(6) Convallaria Majalis. (7) Caffeine. (8) Veratrine.

(9) Erythrophloeum. (10) Barium Salts.

In large doses these drugs in frogs always cause arrest of heart in systole; in mammals the final arrest may be in diastole with some, e.g., digitalis. They all slow the pulse.

(11) Dilute solutions of salts of the alkaline metals.

(12) Dilute solutions of copper double salts.

(13) Dilute solutions of zinc double salts. (14) Dilute solutions of chloral. (15) Physostigmine. (16) Camphor.

These drugs have the same action without the final arrest in systole. The rate of the pulse is not markedly altered.

Drugs the chief action of which is to decrease the force of the contraction, usually with stoppage in diastole:

(1) Diluted acids.

(2) Strong solutions of salts of the alkaline metals. (3) " of barium salts.

(4) " of copper double salts.

(5) " of zinc double salts.

(6) Strong solutions of chloral.

(7) Muscarine. (8) Pilocarpine. (9) Sapdhin (large doses).

(10) Apomorphine.

(11) Emetine.

(12) Salicylic acid (large doses).

Drugs an important action of which is to increase the rate of the cardial beat:

(1) Atropine.

(2) Hyoscyamine.

(3) Daturine.

(4) Duboisine.

(5) Cocaine.

(6) Saponin,

Drugs an important action of which is to slow the rate of the cardiac beat (see also first list given above):

(1) Muscarine.

(2) Pilocarpine.

Drugs which increase both the force and the number of the beats:

(1) Ammonium salts.

(2) Alcohol.

(3) Ether.

(4) Chloroform.

(5) Cactus.

(6) Anaesthetics.

(7) Arsenical salts.

(8) Quinine.

(9) Strychnine.

Drugs which decrease both the force and the number of the beats:

(1) Antimony salts.

(2) Aconite.

(3) Hydrocyanic acid.

(4) Ergot.

(5) Veratrum Viride.

(6) Cevadilla.

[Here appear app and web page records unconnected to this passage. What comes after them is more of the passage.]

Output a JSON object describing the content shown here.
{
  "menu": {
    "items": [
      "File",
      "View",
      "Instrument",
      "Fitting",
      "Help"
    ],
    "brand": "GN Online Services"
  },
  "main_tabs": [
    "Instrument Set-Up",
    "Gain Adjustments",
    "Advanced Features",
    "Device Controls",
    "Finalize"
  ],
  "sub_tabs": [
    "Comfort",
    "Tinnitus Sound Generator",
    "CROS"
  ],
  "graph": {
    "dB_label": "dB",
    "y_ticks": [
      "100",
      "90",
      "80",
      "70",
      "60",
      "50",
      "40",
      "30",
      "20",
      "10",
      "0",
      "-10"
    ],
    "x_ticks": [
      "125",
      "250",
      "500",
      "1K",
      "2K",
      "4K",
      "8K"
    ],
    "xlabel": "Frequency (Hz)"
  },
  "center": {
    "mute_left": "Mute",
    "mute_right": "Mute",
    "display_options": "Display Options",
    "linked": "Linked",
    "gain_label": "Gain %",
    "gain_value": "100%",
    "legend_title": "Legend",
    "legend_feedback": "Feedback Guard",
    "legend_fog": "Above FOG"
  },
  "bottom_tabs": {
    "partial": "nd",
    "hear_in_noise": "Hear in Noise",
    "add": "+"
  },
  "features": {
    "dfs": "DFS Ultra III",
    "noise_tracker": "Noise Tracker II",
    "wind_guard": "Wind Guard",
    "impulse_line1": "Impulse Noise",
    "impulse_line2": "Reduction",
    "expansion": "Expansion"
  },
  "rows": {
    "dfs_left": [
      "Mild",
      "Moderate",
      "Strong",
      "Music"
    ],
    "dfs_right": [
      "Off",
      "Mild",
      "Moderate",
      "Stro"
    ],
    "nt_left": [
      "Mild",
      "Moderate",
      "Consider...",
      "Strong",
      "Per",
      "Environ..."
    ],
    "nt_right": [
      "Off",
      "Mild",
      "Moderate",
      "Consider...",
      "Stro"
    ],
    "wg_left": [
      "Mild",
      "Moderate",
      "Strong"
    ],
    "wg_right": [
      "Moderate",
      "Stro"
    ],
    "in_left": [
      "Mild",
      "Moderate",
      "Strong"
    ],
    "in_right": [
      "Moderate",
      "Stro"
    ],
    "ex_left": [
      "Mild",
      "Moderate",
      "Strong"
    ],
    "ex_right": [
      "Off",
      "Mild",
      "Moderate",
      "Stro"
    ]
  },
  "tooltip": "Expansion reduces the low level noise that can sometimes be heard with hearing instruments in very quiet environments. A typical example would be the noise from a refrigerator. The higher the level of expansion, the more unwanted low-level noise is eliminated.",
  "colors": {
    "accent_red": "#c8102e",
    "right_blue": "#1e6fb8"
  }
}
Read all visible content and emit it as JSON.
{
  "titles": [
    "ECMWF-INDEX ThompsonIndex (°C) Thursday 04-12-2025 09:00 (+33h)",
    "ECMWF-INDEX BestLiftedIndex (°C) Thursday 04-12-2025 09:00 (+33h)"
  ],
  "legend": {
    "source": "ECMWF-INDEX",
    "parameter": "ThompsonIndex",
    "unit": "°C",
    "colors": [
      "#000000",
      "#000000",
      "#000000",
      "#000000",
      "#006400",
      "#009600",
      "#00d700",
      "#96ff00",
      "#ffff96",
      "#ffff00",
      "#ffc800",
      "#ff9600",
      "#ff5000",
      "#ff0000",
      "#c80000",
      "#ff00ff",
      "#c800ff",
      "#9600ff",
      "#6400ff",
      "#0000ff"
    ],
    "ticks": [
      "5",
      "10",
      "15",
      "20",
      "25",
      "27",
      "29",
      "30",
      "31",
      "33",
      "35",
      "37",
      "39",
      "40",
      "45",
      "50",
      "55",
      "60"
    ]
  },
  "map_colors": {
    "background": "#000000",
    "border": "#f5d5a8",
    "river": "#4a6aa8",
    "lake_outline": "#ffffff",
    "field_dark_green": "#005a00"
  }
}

B. Drugs acting on the Vagus Centre. - If we observe that the giving of a drug to an animal alters the beat of the heart, but that this alteration can be done away with, either by cutting the vagi or stimulating the peripheral end of the nerve, - if one only of them be cut, - we may conclude that the drug acted on the vagus centre in the medulla.

Drugs which stimulate the vagus centre: that is to say, the pulse is slowed, but this slowing disappears on section of the vagi:

(1) Chloroform.

(2) Chloral hydrate.

(3) Butyl-chloral hydrate.

(4) Aconite.

(5) Veratrum Viride.

(6) Nicotine.

(7) Digitalis.

(8) Sparteine.

(9) Strophanthus.

(10) Squill.

(11) Convallaria Majalis.

(12) Hydrocyanic acid.

(13) Cocaine (large doses).

(14) Staphisagria (Delphinine.)

(15) Atropine.

(16) Hyoscyamine.

(17) Daturine.

Only very early in their action.

(18) Increased blood-pressure.

(19) Venous blood.

Drugs which depress the vagus centre: Large doses of the drugs mentioned in the last list, and drugs which diminish the blood-pressure, such as amyl nitrite nitroglycerin, and the nitrites.

C. Drugs acting on the Accelerating Centre. - We do not know anything of drugs which depress this. Probably some stimulate it, for their administration renders the pulse still more rapid after the vagi have been cut.

They are -

(1) Ammonia.

(2) Caffeine.

(3) Picrotoxin.

(4) Cactus.

(5) Delphinine. (6) Any drugs which make the blood venous.


The drugs most used for their action on the heart are digitalis, strophanthus, ammonium salts, sparteine, squill, convallaria majalis, caffeine, alcohol, ether, chloroform, cactus, strychnine, belladonna, aconite, antimony, and hydrocyanic acid. The therapeutic indication for each of these drugs will be found given under the individual drug.